When a line below contains the string "this", show that line.

▶ _Given records_
════════

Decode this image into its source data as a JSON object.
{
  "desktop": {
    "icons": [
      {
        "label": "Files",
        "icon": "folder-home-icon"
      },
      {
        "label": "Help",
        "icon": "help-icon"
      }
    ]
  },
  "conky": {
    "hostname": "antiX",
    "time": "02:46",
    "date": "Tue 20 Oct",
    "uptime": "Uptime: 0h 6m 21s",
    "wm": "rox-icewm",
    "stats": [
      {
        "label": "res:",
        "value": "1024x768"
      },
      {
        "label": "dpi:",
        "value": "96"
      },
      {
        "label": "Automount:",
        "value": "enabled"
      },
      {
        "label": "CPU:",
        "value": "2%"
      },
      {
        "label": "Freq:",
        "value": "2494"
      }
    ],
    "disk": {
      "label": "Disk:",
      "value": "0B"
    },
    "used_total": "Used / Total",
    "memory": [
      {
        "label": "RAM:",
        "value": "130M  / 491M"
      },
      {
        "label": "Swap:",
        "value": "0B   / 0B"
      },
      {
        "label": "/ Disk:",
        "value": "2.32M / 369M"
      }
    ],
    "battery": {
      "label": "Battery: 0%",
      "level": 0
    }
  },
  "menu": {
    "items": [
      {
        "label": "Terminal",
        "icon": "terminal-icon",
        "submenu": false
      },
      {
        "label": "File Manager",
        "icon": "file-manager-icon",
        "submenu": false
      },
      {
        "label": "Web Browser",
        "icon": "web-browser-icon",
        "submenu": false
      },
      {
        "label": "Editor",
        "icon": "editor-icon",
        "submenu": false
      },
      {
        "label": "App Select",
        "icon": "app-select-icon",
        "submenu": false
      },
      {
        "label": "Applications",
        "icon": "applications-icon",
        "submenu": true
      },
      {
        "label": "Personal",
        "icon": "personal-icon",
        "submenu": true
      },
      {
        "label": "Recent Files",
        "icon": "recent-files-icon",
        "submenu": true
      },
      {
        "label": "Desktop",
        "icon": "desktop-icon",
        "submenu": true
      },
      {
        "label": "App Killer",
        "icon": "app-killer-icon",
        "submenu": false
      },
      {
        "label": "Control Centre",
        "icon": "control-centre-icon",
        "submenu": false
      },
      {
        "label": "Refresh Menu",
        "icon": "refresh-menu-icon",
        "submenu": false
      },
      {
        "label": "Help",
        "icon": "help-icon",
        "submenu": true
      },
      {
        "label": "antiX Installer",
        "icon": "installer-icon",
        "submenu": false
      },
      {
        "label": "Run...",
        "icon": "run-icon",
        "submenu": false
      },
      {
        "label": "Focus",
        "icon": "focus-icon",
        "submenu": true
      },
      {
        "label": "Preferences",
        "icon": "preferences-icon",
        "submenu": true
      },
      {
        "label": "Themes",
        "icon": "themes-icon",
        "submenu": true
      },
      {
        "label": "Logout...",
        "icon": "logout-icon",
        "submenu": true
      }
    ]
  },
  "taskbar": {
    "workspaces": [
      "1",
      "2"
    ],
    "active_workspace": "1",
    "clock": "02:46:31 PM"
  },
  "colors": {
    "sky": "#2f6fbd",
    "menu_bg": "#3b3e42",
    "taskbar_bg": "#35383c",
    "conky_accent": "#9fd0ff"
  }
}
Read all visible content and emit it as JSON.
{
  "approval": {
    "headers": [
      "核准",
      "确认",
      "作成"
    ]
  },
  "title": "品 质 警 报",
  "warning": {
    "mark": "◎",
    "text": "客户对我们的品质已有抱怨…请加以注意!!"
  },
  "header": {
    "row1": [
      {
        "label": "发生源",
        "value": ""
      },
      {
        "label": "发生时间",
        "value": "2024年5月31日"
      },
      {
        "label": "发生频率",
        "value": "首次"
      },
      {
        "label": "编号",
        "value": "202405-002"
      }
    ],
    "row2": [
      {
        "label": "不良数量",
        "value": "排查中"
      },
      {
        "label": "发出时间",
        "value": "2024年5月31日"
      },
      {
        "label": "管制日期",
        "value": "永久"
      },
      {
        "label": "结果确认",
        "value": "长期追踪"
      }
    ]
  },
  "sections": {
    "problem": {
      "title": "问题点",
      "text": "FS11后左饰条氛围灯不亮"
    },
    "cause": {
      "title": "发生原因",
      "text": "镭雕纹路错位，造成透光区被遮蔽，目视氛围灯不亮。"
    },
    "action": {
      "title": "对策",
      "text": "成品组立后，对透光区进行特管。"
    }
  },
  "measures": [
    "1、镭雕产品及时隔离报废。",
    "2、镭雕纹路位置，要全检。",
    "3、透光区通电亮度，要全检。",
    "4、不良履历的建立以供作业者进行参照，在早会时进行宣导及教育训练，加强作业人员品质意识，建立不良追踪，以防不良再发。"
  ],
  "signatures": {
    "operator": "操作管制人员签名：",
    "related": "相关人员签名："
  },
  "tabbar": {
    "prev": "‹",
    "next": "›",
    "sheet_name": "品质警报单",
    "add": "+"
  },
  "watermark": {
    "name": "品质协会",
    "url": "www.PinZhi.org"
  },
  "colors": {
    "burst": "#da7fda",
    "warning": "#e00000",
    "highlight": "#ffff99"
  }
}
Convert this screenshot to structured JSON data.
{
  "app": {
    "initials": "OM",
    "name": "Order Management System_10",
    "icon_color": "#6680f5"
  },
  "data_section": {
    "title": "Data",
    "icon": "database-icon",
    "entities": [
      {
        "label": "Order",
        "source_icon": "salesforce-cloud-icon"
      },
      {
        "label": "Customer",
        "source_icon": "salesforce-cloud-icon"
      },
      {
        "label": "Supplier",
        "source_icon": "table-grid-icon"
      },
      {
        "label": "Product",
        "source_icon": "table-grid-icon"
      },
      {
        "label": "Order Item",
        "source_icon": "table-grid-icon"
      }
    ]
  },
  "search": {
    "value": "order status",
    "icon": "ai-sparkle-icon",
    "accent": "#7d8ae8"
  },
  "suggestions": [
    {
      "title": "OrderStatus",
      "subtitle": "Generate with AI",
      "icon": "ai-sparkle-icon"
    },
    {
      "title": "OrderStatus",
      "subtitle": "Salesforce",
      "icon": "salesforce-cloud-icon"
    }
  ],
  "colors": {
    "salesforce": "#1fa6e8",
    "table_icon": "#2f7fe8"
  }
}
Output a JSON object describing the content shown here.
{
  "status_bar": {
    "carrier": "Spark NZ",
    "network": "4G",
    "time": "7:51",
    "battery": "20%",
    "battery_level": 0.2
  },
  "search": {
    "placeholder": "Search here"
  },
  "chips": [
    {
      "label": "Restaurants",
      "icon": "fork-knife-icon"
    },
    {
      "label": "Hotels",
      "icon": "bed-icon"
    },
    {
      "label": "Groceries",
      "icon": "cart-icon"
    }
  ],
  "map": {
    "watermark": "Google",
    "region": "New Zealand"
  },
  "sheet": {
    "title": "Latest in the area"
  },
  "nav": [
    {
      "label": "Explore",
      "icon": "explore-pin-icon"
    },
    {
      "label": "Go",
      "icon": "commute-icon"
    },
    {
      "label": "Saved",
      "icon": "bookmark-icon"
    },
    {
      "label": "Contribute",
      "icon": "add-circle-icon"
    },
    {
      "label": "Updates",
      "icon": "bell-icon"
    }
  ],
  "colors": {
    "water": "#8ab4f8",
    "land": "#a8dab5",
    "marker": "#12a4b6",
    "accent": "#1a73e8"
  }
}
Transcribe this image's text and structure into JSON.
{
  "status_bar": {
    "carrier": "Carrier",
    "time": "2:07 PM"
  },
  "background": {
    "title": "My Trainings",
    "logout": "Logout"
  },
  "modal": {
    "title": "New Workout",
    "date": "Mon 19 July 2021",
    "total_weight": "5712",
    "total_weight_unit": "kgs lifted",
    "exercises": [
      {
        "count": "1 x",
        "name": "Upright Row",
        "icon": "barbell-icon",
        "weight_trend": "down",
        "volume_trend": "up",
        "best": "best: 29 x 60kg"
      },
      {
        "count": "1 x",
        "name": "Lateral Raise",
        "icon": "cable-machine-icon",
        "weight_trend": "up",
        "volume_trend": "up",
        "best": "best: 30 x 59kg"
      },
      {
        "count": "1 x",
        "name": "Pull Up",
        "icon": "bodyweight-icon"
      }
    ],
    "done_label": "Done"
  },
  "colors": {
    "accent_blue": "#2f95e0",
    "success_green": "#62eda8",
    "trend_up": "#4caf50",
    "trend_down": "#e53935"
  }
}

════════

▶ _Response to the exercise_
Decode this image into its source data as a JSON object.
Convert this screenshot to structured JSON data.
Transcribe this image's text and structure into JSON.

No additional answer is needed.